• Work request: I would like you to return all of the records exactly as they stand.

• Information:
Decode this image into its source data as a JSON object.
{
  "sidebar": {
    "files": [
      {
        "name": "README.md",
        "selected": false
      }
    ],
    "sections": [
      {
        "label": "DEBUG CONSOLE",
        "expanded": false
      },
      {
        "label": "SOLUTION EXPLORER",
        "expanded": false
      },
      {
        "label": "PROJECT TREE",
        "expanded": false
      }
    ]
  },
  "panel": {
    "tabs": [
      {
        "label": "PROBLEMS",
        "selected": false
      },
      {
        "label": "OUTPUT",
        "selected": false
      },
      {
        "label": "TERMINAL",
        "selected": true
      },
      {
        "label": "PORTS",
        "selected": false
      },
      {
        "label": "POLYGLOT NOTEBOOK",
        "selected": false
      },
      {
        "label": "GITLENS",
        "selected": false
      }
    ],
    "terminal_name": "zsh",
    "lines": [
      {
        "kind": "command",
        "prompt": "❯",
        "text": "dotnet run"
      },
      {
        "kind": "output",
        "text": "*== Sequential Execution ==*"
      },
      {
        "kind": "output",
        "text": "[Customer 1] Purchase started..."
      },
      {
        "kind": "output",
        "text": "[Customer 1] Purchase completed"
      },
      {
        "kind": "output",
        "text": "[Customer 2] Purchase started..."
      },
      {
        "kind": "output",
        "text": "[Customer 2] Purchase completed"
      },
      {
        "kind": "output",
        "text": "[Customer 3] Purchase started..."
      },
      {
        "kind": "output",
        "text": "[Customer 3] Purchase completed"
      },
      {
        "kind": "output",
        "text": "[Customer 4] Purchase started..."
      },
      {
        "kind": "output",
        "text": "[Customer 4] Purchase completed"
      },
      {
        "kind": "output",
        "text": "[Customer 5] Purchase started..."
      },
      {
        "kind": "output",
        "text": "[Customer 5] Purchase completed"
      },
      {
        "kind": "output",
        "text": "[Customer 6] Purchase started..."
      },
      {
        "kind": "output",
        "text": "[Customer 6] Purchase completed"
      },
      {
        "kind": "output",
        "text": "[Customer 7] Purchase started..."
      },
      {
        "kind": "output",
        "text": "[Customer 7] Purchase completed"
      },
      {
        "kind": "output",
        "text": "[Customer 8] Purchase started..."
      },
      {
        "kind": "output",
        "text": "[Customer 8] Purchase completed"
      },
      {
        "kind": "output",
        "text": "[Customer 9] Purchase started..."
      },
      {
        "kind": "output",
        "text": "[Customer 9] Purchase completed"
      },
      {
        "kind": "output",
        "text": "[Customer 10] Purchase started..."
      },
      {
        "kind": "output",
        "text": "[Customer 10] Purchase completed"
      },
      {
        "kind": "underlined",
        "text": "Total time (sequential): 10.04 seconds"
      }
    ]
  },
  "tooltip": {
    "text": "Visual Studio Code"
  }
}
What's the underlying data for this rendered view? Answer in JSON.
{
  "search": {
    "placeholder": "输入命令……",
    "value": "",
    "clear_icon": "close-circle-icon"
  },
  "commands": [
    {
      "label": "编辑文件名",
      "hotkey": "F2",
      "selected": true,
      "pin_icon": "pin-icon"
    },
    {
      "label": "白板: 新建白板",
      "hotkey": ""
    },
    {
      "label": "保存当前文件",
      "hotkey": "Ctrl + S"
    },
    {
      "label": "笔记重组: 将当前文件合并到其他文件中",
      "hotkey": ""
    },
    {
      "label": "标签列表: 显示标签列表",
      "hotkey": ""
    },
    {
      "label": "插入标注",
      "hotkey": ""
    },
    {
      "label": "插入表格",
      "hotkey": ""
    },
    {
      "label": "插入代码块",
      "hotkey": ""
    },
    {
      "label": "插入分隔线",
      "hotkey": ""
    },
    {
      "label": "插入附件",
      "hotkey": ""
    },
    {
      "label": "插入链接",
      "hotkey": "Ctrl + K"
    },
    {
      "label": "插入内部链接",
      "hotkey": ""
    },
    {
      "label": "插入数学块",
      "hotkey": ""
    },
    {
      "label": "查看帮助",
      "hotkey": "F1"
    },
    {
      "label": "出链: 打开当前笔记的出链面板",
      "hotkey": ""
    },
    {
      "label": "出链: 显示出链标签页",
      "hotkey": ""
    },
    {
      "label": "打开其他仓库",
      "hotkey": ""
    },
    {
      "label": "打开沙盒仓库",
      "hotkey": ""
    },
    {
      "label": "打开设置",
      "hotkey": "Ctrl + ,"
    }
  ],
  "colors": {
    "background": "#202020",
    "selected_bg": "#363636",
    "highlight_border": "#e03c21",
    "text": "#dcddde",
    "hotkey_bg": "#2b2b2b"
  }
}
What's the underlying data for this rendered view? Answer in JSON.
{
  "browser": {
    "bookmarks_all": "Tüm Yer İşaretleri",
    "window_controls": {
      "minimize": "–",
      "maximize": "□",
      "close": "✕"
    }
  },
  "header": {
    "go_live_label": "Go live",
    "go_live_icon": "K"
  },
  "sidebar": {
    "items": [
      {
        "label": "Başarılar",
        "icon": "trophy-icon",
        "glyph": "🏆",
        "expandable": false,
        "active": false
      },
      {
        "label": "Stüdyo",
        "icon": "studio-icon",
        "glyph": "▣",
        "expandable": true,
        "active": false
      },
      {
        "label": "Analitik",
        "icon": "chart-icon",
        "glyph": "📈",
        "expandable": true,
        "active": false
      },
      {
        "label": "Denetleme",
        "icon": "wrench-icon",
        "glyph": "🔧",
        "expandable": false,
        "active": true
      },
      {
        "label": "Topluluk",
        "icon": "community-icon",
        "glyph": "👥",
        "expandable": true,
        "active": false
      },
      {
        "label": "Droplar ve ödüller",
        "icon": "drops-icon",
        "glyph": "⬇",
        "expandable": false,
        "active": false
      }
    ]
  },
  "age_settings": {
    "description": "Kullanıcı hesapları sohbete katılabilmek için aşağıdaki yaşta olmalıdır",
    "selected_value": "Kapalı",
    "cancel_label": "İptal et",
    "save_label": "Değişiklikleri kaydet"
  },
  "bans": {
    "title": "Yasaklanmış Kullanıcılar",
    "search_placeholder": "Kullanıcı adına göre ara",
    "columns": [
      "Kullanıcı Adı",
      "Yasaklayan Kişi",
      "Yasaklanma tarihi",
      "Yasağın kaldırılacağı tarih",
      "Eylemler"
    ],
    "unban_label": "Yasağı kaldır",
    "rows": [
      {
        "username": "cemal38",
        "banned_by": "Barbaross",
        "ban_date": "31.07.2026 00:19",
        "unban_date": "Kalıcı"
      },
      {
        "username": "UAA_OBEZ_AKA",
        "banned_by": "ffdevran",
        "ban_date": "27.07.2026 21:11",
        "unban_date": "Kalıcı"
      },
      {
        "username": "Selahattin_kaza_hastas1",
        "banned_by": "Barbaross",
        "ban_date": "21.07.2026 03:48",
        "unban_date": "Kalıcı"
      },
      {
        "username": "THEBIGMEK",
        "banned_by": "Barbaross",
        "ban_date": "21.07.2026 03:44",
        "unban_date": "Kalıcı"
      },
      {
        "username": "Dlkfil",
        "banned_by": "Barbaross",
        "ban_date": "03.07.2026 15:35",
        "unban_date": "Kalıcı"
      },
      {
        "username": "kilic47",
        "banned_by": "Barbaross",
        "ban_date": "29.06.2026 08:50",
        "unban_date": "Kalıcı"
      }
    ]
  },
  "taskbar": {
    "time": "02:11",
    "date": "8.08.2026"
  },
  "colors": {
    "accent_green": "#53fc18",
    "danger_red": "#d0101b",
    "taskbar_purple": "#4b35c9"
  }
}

• Written solution:
Decode this image into its source data as a JSON object.
{
  "sidebar": {
    "files": [
      {
        "name": "README.md",
        "selected": false
      }
    ],
    "sections": [
      {
        "label": "DEBUG CONSOLE",
        "expanded": false
      },
      {
        "label": "SOLUTION EXPLORER",
        "expanded": false
      },
      {
        "label": "PROJECT TREE",
        "expanded": false
      }
    ]
  },
  "panel": {
    "tabs": [
      {
        "label": "PROBLEMS",
        "selected": false
      },
      {
        "label": "OUTPUT",
        "selected": false
      },
      {
        "label": "TERMINAL",
        "selected": true
      },
      {
        "label": "PORTS",
        "selected": false
      },
      {
        "label": "POLYGLOT NOTEBOOK",
        "selected": false
      },
      {
        "label": "GITLENS",
        "selected": false
      }
    ],
    "terminal_name": "zsh",
    "lines": [
      {
        "kind": "command",
        "prompt": "❯",
        "text": "dotnet run"
      },
      {
        "kind": "output",
        "text": "*== Sequential Execution ==*"
      },
      {
        "kind": "output",
        "text": "[Customer 1] Purchase started..."
      },
      {
        "kind": "output",
        "text": "[Customer 1] Purchase completed"
      },
      {
        "kind": "output",
        "text": "[Customer 2] Purchase started..."
      },
      {
        "kind": "output",
        "text": "[Customer 2] Purchase completed"
      },
      {
        "kind": "output",
        "text": "[Customer 3] Purchase started..."
      },
      {
        "kind": "output",
        "text": "[Customer 3] Purchase completed"
      },
      {
        "kind": "output",
        "text": "[Customer 4] Purchase started..."
      },
      {
        "kind": "output",
        "text": "[Customer 4] Purchase completed"
      },
      {
        "kind": "output",
        "text": "[Customer 5] Purchase started..."
      },
      {
        "kind": "output",
        "text": "[Customer 5] Purchase completed"
      },
      {
        "kind": "output",
        "text": "[Customer 6] Purchase started..."
      },
      {
        "kind": "output",
        "text": "[Customer 6] Purchase completed"
      },
      {
        "kind": "output",
        "text": "[Customer 7] Purchase started..."
      },
      {
        "kind": "output",
        "text": "[Customer 7] Purchase completed"
      },
      {
        "kind": "output",
        "text": "[Customer 8] Purchase started..."
      },
      {
        "kind": "output",
        "text": "[Customer 8] Purchase completed"
      },
      {
        "kind": "output",
        "text": "[Customer 9] Purchase started..."
      },
      {
        "kind": "output",
        "text": "[Customer 9] Purchase completed"
      },
      {
        "kind": "output",
        "text": "[Customer 10] Purchase started..."
      },
      {
        "kind": "output",
        "text": "[Customer 10] Purchase completed"
      },
      {
        "kind": "underlined",
        "text": "Total time (sequential): 10.04 seconds"
      }
    ]
  },
  "tooltip": {
    "text": "Visual Studio Code"
  }
}
What's the underlying data for this rendered view? Answer in JSON.
{
  "search": {
    "placeholder": "输入命令……",
    "value": "",
    "clear_icon": "close-circle-icon"
  },
  "commands": [
    {
      "label": "编辑文件名",
      "hotkey": "F2",
      "selected": true,
      "pin_icon": "pin-icon"
    },
    {
      "label": "白板: 新建白板",
      "hotkey": ""
    },
    {
      "label": "保存当前文件",
      "hotkey": "Ctrl + S"
    },
    {
      "label": "笔记重组: 将当前文件合并到其他文件中",
      "hotkey": ""
    },
    {
      "label": "标签列表: 显示标签列表",
      "hotkey": ""
    },
    {
      "label": "插入标注",
      "hotkey": ""
    },
    {
      "label": "插入表格",
      "hotkey": ""
    },
    {
      "label": "插入代码块",
      "hotkey": ""
    },
    {
      "label": "插入分隔线",
      "hotkey": ""
    },
    {
      "label": "插入附件",
      "hotkey": ""
    },
    {
      "label": "插入链接",
      "hotkey": "Ctrl + K"
    },
    {
      "label": "插入内部链接",
      "hotkey": ""
    },
    {
      "label": "插入数学块",
      "hotkey": ""
    },
    {
      "label": "查看帮助",
      "hotkey": "F1"
    },
    {
      "label": "出链: 打开当前笔记的出链面板",
      "hotkey": ""
    },
    {
      "label": "出链: 显示出链标签页",
      "hotkey": ""
    },
    {
      "label": "打开其他仓库",
      "hotkey": ""
    },
    {
      "label": "打开沙盒仓库",
      "hotkey": ""
    },
    {
      "label": "打开设置",
      "hotkey": "Ctrl + ,"
    }
  ],
  "colors": {
    "background": "#202020",
    "selected_bg": "#363636",
    "highlight_border": "#e03c21",
    "text": "#dcddde",
    "hotkey_bg": "#2b2b2b"
  }
}
What's the underlying data for this rendered view? Answer in JSON.
{
  "browser": {
    "bookmarks_all": "Tüm Yer İşaretleri",
    "window_controls": {
      "minimize": "–",
      "maximize": "□",
      "close": "✕"
    }
  },
  "header": {
    "go_live_label": "Go live",
    "go_live_icon": "K"
  },
  "sidebar": {
    "items": [
      {
        "label": "Başarılar",
        "icon": "trophy-icon",
        "glyph": "🏆",
        "expandable": false,
        "active": false
      },
      {
        "label": "Stüdyo",
        "icon": "studio-icon",
        "glyph": "▣",
        "expandable": true,
        "active": false
      },
      {
        "label": "Analitik",
        "icon": "chart-icon",
        "glyph": "📈",
        "expandable": true,
        "active": false
      },
      {
        "label": "Denetleme",
        "icon": "wrench-icon",
        "glyph": "🔧",
        "expandable": false,
        "active": true
      },
      {
        "label": "Topluluk",
        "icon": "community-icon",
        "glyph": "👥",
        "expandable": true,
        "active": false
      },
      {
        "label": "Droplar ve ödüller",
        "icon": "drops-icon",
        "glyph": "⬇",
        "expandable": false,
        "active": false
      }
    ]
  },
  "age_settings": {
    "description": "Kullanıcı hesapları sohbete katılabilmek için aşağıdaki yaşta olmalıdır",
    "selected_value": "Kapalı",
    "cancel_label": "İptal et",
    "save_label": "Değişiklikleri kaydet"
  },
  "bans": {
    "title": "Yasaklanmış Kullanıcılar",
    "search_placeholder": "Kullanıcı adına göre ara",
    "columns": [
      "Kullanıcı Adı",
      "Yasaklayan Kişi",
      "Yasaklanma tarihi",
      "Yasağın kaldırılacağı tarih",
      "Eylemler"
    ],
    "unban_label": "Yasağı kaldır",
    "rows": [
      {
        "username": "cemal38",
        "banned_by": "Barbaross",
        "ban_date": "31.07.2026 00:19",
        "unban_date": "Kalıcı"
      },
      {
        "username": "UAA_OBEZ_AKA",
        "banned_by": "ffdevran",
        "ban_date": "27.07.2026 21:11",
        "unban_date": "Kalıcı"
      },
      {
        "username": "Selahattin_kaza_hastas1",
        "banned_by": "Barbaross",
        "ban_date": "21.07.2026 03:48",
        "unban_date": "Kalıcı"
      },
      {
        "username": "THEBIGMEK",
        "banned_by": "Barbaross",
        "ban_date": "21.07.2026 03:44",
        "unban_date": "Kalıcı"
      },
      {
        "username": "Dlkfil",
        "banned_by": "Barbaross",
        "ban_date": "03.07.2026 15:35",
        "unban_date": "Kalıcı"
      },
      {
        "username": "kilic47",
        "banned_by": "Barbaross",
        "ban_date": "29.06.2026 08:50",
        "unban_date": "Kalıcı"
      }
    ]
  },
  "taskbar": {
    "time": "02:11",
    "date": "8.08.2026"
  },
  "colors": {
    "accent_green": "#53fc18",
    "danger_red": "#d0101b",
    "taskbar_purple": "#4b35c9"
  }
}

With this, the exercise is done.